Survey: Local litter scene looking good

Published 6:00 am Tuesday, December 16, 2008

The litter situation in Lincoln County has improved over theprevious years so much that there may not be room for improvementnext year, according to the results of Keep Lincoln CountyBeautiful’s 2008 litter survey.

KLCB committee member Homer Richardson presented the results ofthis year’s survey to county supervisors Monday, touting a 9.33percent improvement over 2007’s litter count in Brookhaven and a1.02 percent improvement in the county as a whole.

The year-to-year improvements are becoming so minuscule thatRichardson said it’s actually the numbers behind the numbers thatmatter now. Since KLCB began performing the survey, LincolnCounty’s litter rating has been cut in half, falling from anaverage of about 2.3 to roughly 1.3 on a scale of 1 to 4, from “nolitter” to “severely littered,” respectively.

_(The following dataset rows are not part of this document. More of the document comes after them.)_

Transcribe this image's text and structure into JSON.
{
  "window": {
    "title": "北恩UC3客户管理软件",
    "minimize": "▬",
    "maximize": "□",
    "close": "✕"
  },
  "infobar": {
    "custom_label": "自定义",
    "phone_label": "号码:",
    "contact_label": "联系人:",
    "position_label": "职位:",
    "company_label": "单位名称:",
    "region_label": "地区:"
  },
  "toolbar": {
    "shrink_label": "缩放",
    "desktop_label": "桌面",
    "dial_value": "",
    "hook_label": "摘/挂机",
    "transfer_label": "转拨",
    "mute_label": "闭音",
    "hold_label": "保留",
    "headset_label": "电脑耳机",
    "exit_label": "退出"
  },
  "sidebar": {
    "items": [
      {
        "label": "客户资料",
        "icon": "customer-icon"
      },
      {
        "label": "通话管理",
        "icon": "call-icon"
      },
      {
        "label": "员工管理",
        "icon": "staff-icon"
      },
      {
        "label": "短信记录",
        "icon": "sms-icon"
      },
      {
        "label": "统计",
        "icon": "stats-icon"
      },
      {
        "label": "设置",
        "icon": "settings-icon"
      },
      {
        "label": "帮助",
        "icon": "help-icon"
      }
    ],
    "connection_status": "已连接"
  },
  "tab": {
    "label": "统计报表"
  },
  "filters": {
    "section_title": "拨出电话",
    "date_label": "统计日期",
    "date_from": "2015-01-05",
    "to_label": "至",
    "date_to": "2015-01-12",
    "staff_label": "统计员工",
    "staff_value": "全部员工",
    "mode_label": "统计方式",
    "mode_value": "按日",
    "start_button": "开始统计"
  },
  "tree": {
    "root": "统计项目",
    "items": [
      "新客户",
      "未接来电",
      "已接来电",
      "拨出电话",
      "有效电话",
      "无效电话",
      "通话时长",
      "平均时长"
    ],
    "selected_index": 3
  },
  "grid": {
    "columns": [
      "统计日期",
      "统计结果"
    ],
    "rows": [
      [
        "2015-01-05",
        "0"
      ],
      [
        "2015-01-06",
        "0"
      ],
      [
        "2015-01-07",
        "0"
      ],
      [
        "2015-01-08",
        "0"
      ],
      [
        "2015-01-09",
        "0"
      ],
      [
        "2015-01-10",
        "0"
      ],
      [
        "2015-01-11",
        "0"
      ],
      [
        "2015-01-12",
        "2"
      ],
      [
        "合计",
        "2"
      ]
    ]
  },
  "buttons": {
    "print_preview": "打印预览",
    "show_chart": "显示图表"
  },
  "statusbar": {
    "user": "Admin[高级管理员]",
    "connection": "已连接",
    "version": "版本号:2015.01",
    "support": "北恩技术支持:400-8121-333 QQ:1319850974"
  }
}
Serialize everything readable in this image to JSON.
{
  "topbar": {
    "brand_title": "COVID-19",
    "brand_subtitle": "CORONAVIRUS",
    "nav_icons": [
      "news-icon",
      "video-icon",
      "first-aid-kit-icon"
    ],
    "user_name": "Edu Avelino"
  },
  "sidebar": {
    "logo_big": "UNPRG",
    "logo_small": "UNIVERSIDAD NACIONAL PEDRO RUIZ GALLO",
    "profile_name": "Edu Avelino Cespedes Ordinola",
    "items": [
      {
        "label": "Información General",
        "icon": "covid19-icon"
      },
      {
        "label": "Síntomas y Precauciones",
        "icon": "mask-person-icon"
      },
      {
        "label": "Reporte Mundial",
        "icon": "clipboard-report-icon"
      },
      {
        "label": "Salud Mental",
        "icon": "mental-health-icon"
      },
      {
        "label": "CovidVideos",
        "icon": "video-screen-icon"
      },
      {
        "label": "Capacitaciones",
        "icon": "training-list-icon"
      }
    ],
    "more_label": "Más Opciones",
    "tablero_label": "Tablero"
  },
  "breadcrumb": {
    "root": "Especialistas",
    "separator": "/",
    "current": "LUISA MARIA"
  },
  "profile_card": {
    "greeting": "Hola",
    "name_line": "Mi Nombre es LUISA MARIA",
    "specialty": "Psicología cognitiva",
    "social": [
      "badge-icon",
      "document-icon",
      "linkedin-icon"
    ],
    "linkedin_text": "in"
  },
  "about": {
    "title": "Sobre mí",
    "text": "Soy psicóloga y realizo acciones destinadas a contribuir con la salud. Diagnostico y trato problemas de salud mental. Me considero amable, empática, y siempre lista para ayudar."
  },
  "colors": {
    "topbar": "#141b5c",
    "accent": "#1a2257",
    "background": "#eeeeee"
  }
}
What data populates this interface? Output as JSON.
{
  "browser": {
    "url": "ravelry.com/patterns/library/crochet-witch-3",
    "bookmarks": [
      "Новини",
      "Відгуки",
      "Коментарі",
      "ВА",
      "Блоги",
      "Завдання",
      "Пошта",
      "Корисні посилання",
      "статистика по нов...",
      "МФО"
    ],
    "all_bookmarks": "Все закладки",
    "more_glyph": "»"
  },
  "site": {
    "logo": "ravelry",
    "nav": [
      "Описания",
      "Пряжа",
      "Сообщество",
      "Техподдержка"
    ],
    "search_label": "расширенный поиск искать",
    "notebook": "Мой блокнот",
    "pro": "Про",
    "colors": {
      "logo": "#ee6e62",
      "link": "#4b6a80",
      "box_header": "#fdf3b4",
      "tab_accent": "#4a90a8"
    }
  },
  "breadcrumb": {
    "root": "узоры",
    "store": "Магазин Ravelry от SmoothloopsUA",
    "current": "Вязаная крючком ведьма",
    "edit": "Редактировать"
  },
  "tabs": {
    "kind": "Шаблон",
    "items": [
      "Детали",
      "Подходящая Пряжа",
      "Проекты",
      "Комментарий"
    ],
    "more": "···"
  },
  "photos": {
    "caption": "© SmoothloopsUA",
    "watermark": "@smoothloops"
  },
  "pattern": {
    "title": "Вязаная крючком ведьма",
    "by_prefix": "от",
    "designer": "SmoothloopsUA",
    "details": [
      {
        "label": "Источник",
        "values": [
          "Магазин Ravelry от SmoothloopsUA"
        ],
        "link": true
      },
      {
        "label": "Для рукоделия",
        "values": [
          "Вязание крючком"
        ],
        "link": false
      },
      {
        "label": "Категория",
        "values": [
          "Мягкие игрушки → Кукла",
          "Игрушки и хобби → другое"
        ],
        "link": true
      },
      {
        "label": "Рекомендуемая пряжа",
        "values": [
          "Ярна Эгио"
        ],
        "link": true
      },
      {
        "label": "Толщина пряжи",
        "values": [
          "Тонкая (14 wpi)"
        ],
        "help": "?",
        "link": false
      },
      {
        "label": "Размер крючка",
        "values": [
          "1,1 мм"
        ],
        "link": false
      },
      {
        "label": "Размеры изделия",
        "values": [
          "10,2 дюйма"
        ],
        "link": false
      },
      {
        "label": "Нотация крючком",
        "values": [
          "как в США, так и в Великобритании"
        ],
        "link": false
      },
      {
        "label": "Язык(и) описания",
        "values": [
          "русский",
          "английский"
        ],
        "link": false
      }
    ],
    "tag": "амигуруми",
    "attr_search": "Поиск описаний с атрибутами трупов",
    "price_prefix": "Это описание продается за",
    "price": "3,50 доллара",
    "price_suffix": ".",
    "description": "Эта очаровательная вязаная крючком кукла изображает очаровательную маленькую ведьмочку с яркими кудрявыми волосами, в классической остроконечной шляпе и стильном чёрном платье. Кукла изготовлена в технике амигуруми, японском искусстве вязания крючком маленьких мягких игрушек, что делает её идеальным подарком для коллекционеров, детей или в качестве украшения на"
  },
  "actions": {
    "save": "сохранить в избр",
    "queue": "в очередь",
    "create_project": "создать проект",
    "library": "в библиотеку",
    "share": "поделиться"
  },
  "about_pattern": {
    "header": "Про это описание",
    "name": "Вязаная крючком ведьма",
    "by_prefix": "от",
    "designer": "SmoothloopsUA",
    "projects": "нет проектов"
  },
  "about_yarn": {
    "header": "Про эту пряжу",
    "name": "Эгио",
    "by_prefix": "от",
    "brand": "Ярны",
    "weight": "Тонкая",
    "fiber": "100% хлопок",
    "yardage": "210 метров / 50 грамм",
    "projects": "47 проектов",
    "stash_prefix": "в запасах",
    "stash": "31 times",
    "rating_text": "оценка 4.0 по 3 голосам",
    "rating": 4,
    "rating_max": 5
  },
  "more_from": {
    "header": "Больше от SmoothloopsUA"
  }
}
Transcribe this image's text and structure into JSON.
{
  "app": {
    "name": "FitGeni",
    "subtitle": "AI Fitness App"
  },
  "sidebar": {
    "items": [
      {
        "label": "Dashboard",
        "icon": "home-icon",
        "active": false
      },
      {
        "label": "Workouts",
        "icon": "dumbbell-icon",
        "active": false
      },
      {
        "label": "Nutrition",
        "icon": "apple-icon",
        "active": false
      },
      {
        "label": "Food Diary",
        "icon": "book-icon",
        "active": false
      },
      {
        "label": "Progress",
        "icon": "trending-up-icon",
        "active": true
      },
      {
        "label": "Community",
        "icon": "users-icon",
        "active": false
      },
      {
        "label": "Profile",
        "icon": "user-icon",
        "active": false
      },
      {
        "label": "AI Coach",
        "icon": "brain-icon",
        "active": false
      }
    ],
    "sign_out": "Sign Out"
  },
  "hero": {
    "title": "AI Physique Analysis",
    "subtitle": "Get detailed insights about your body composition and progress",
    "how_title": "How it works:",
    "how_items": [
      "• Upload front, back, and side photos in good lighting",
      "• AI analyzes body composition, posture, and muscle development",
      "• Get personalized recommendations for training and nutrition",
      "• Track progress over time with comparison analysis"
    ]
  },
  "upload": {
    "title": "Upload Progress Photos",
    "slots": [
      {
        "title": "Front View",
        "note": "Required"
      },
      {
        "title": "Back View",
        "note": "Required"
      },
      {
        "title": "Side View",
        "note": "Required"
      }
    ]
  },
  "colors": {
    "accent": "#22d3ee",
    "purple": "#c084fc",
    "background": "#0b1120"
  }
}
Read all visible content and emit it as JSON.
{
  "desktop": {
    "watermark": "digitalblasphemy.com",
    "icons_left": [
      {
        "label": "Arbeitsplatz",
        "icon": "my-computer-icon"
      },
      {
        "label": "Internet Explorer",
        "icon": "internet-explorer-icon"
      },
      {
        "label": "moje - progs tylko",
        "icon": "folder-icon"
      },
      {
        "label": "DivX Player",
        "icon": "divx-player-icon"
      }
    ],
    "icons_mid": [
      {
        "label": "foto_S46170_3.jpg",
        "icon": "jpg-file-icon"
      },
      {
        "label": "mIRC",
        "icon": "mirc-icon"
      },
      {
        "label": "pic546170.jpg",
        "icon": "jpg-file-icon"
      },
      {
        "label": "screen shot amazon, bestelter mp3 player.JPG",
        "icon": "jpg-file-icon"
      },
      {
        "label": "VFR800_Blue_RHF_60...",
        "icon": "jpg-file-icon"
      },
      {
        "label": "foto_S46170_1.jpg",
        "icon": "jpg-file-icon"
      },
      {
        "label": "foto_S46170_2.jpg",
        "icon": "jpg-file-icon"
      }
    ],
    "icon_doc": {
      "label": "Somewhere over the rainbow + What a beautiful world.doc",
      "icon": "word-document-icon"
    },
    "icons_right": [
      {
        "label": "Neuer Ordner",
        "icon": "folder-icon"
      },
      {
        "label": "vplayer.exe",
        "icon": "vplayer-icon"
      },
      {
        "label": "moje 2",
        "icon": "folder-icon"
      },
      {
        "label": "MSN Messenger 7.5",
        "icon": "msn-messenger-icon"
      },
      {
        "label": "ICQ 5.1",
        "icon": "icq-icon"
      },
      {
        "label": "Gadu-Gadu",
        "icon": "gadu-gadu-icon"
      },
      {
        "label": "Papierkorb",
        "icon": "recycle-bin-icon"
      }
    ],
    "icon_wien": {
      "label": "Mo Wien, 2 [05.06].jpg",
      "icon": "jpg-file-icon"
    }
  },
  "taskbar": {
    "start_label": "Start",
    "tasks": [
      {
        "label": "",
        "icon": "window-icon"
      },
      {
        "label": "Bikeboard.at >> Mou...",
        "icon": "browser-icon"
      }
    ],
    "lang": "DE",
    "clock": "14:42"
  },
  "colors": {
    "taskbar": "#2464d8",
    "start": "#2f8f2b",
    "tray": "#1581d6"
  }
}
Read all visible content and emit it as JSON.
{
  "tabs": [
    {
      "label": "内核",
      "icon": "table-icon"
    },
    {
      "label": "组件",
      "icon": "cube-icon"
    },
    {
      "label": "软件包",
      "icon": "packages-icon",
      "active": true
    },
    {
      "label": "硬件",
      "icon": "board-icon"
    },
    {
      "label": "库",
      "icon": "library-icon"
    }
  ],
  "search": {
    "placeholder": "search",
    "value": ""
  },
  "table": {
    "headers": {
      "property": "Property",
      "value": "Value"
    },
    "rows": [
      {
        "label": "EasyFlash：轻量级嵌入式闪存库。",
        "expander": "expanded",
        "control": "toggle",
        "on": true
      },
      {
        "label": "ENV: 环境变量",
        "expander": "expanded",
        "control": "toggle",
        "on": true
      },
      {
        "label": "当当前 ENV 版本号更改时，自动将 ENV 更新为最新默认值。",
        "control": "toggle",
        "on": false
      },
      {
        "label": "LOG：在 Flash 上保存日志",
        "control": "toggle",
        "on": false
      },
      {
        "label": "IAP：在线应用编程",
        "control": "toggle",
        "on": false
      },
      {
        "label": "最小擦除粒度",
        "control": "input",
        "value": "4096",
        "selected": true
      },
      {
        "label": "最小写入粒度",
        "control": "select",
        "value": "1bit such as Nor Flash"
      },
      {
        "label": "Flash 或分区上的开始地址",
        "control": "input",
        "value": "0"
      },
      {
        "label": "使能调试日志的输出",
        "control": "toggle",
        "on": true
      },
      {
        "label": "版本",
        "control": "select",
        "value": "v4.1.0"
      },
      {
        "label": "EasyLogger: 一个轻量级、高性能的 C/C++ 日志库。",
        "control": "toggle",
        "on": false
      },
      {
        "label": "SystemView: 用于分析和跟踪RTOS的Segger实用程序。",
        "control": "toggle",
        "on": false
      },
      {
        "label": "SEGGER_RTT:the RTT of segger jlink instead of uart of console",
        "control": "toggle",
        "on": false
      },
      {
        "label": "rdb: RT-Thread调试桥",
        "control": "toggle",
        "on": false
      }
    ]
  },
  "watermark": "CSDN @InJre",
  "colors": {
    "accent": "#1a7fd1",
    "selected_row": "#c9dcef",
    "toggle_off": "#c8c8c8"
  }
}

“When we first started in 2000, we would find places where peopleliterally had just dropped garbage alongside the road,” Richardsonsaid. “I’m sure it still happens from time to time now, but wedon’t find it very much. Now, we’re down to where if you see acouple of items at one spot, it’s unusual.”

Richardson said the county’s roadsides are becoming so clean thatsome forms of litter have seemingly disappeared altogether. Yearsago, large piles of trash and long stretches of littered highwayshoulder were common, but now almost all the litter consists ofsingle pieces of trash thrown from car windows or blown out oftruck beds, he said.

“We’re not finding consistent areas with litter in them, what Icall the large cleanup areas,” he said. “Styrofoam cups, plasticcups, paper bags, napkins – that is what we’re really finding, andit’s just here and there.”

Richardson said the county’s litter situation has now improved tothe point where concerted pickup efforts would be overkill, and thebest way to clean the county further is by individual effort.

But there is still room for such effort.

While the county improved as a whole, three of the five districtsactually regressed. The amount of litter found in District Twoincreased by 8.07 percent, while Districts Three and Four went upby 5.44 percent and 0.26 percent, respectively.

Still, District One showed a 6.57 percent improvement and DistrictFive improved by 4.26 percent.

“We’re down to the point now where it’s really just going to takepeople looking at their road, the areas in front of their homes toclean it up,” he said. “The biggest thing that would help improvethe county is for people to make sure that 50 yards on each side oftheir mailbox is clean. Once it’s clean, people tend to not throwsomething out.”

Several factors have improved the county’s litter situation,including special programs, hard work and awareness, Richardsonsaid.

The annual Great American Cleanup, a program in which large trashbins are placed throughout the county for the collection of heavytrash, has seen growing success each year. In 2008, the programcollected approximately 120 tons of trash, a huge drop from 2007’scollection of around 500 tons and a sign that the program isworking, Richardson said.

The interest generated through the cleanup and the annual surveyhas also made people more aware of their own actions regardinglittering, Richardson said.

Another factor helping reduce litter in the county is the vigilanceof county residents on their own property, and the work of LitterControl Coordinator Ronnie Durr.

Durr said he, with the help of a trusty, concentrates on certain”hotspots” around the county to eradicate litter.

“Whether it be one little area or a stretch of road, we’ll stop andpick it up,” Durr said of his daily duties. “If people see thosesites are clean, they generally leave it alone and move somewhereelse – then those sites get reported to me and we take care ofthem.”

While garbage bags and burger wrappers aren’t vexing Durr as muchthese days, he is having increasing troubles with biologicallitter, he said. With deer season now in full swing, dumped deercarcasses – and dumped deer parts – are presenting him with asticky situation.

“That kind of stuff is terrible to have to deal with,” Durr said.”And the hunters, they know better than that.”

Durr said there is little he can do about deer remains other thanto drag them to the roadside and “let the buzzards have it.” Henoted that dumping deer remains on roadways is not only a violationof the county’s litter ordinance, but also an offense punishable bythe Mississippi Department of Wildlife, Fisheries and Parks.

Durr’s deer problem should take care of itself in early 2009 whenthe season ends. For now, Lincoln County is the cleanest it’s beenin a decade – an important quality for growth and development.

“This has implications in our overall economic development picturein that it is an indicator of people’s pride of ownership in theircommunity,” said Brookhaven-Lincoln County Chamber of CommerceExecutive Vice President Cliff Brumfield. “It’s an indicator of alocal area’s quality of life, and it’s important for us to holdonto. Once a community ceases to care about its overall aestheticvalue, it’s hard to get it back.”